In early 2019, the state Supreme Court decided a separate case under a similar fact pattern. The Supreme Court mostly followed the prior Superior Court decision in holding that a lender may not recycle a stale pre-foreclosure notice issued in connection with a prior foreclosure complaint but must instead provide the borrower with a new, updated Act 6 notice before each foreclosure action.
The Court determined that a lender must inform the borrower of the payment required to cure the default in a clear and conspicuous manner. If the stale notice is used, the statutory period allowable to make payment becomes meaningless.
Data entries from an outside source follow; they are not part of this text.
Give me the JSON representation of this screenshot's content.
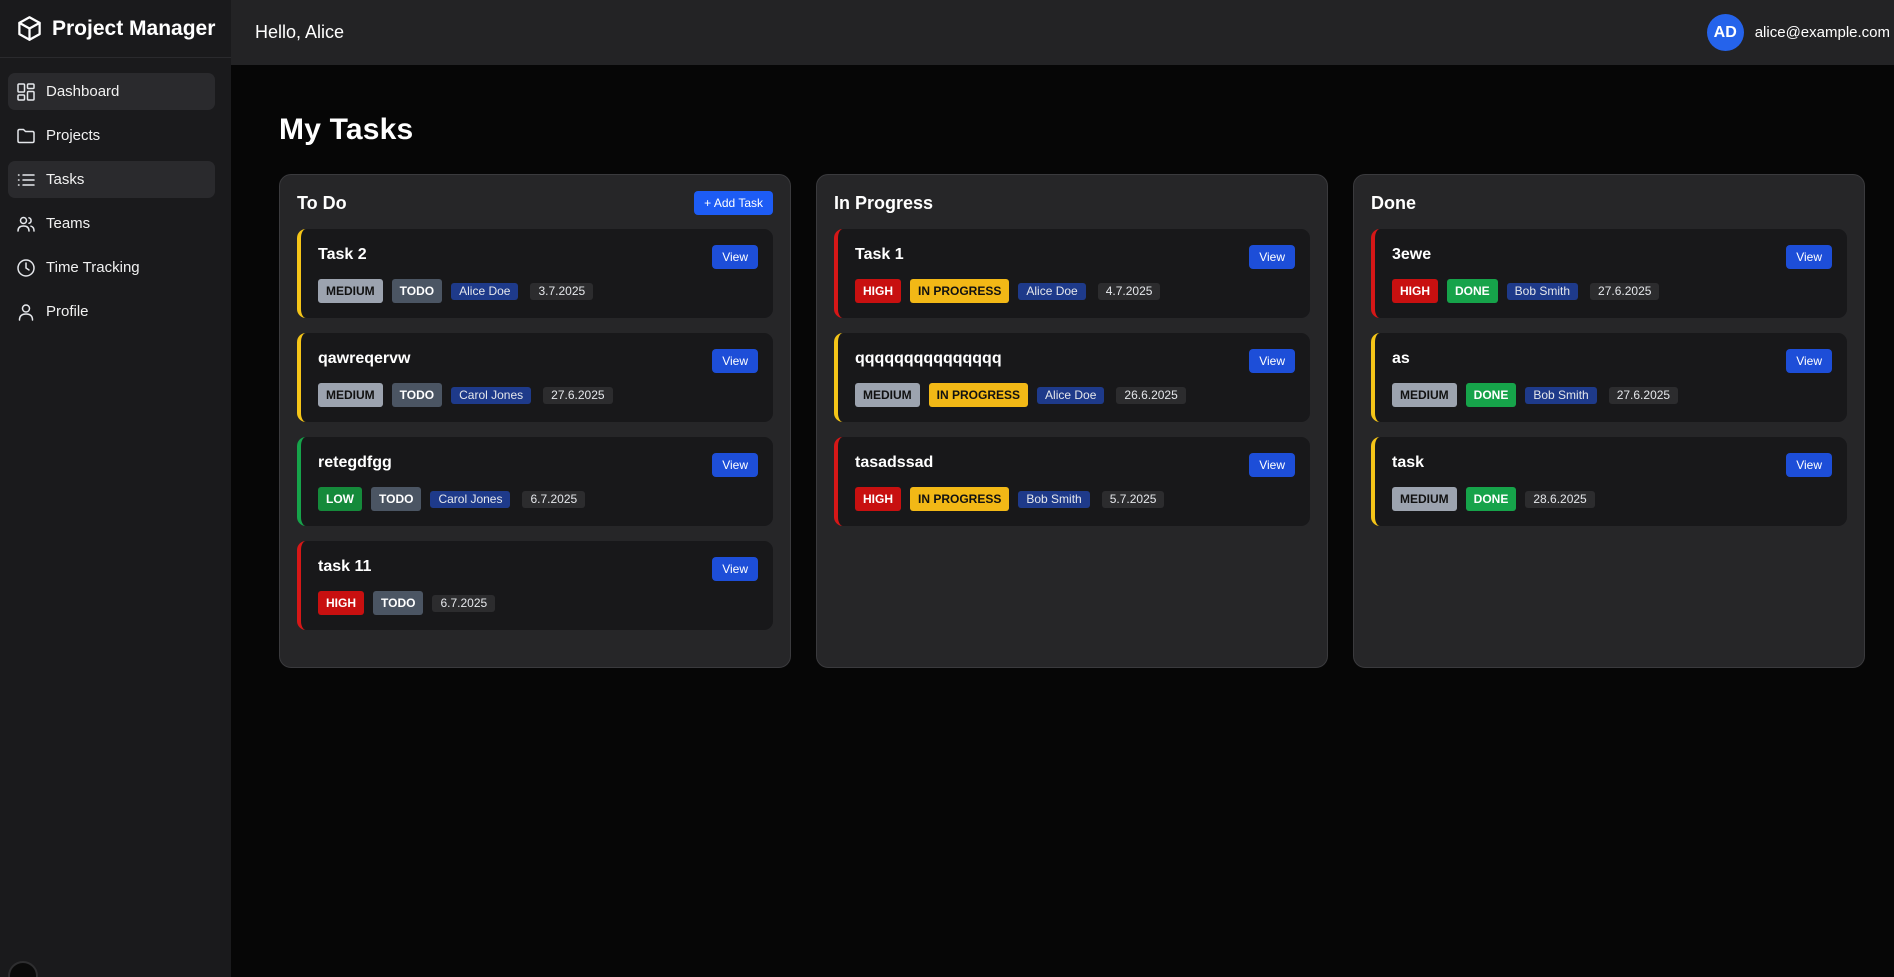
{
  "app": {
    "title": "Project Manager"
  },
  "sidebar": {
    "items": [
      {
        "label": "Dashboard",
        "icon": "dashboard-icon"
      },
      {
        "label": "Projects",
        "icon": "folder-icon"
      },
      {
        "label": "Tasks",
        "icon": "list-icon"
      },
      {
        "label": "Teams",
        "icon": "users-icon"
      },
      {
        "label": "Time Tracking",
        "icon": "clock-icon"
      },
      {
        "label": "Profile",
        "icon": "user-icon"
      }
    ]
  },
  "header": {
    "greeting": "Hello, Alice",
    "avatar_initials": "AD",
    "email": "alice@example.com"
  },
  "page": {
    "title": "My Tasks"
  },
  "columns": [
    {
      "title": "To Do",
      "add_label": "+ Add Task",
      "tasks": [
        {
          "title": "Task 2",
          "priority": "MEDIUM",
          "status": "TODO",
          "assignee": "Alice Doe",
          "date": "3.7.2025",
          "view_label": "View"
        },
        {
          "title": "qawreqervw",
          "priority": "MEDIUM",
          "status": "TODO",
          "assignee": "Carol Jones",
          "date": "27.6.2025",
          "view_label": "View"
        },
        {
          "title": "retegdfgg",
          "priority": "LOW",
          "status": "TODO",
          "assignee": "Carol Jones",
          "date": "6.7.2025",
          "view_label": "View"
        },
        {
          "title": "task 11",
          "priority": "HIGH",
          "status": "TODO",
          "assignee": "",
          "date": "6.7.2025",
          "view_label": "View"
        }
      ]
    },
    {
      "title": "In Progress",
      "add_label": "",
      "tasks": [
        {
          "title": "Task 1",
          "priority": "HIGH",
          "status": "IN PROGRESS",
          "assignee": "Alice Doe",
          "date": "4.7.2025",
          "view_label": "View"
        },
        {
          "title": "qqqqqqqqqqqqqqq",
          "priority": "MEDIUM",
          "status": "IN PROGRESS",
          "assignee": "Alice Doe",
          "date": "26.6.2025",
          "view_label": "View"
        },
        {
          "title": "tasadssad",
          "priority": "HIGH",
          "status": "IN PROGRESS",
          "assignee": "Bob Smith",
          "date": "5.7.2025",
          "view_label": "View"
        }
      ]
    },
    {
      "title": "Done",
      "add_label": "",
      "tasks": [
        {
          "title": "3ewe",
          "priority": "HIGH",
          "status": "DONE",
          "assignee": "Bob Smith",
          "date": "27.6.2025",
          "view_label": "View"
        },
        {
          "title": "as",
          "priority": "MEDIUM",
          "status": "DONE",
          "assignee": "Bob Smith",
          "date": "27.6.2025",
          "view_label": "View"
        },
        {
          "title": "task",
          "priority": "MEDIUM",
          "status": "DONE",
          "assignee": "",
          "date": "28.6.2025",
          "view_label": "View"
        }
      ]
    }
  ],
  "colors": {
    "accent": "#2563eb",
    "priority_high": "#c81010",
    "priority_medium": "#9ca3af",
    "priority_low": "#158a3b",
    "status_todo": "#4b5563",
    "status_in_progress": "#f2b816",
    "status_done": "#16a34a"
  }
}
Further, the Court held that a required new notice must include the lender’s current contact information and the address to send payment.
Act 91 Notices
Notwithstanding the comment in the intermediate appellate opinion discussed above about Act 91 notices, neither court directly addressed Act 91 notices as part of its decision, but rather, as direction. That Act contains specific language that if a notice is sent and the borrower does not apply for assistance or is denied, a new notice is not required.
However, it makes little sense to distinguish between the two notices as a future court is likely to hold that, despite the language of Act 91, it is still within the spirit of the Act to send a new notice before each foreclosure action. Further, the only cases where Act 91 would apply and Act 6 would not apply are non-FHA loans secured by borrowers’ personal residences where the original principal amount exceeds the Act 6 base amount of $256,025 for 2019 or the applicable year in which the mortgage originated. There may be a small number of FHA loans that exceed the base amount and therefore may not require that any notice be sent under Pennsylvania law.
Regardless, given the tight window for finding exceptions, best practices would recommend that mortgagees send both a new Act 6 and Act 91 notice, separate or combined, before each new foreclosure action is filed.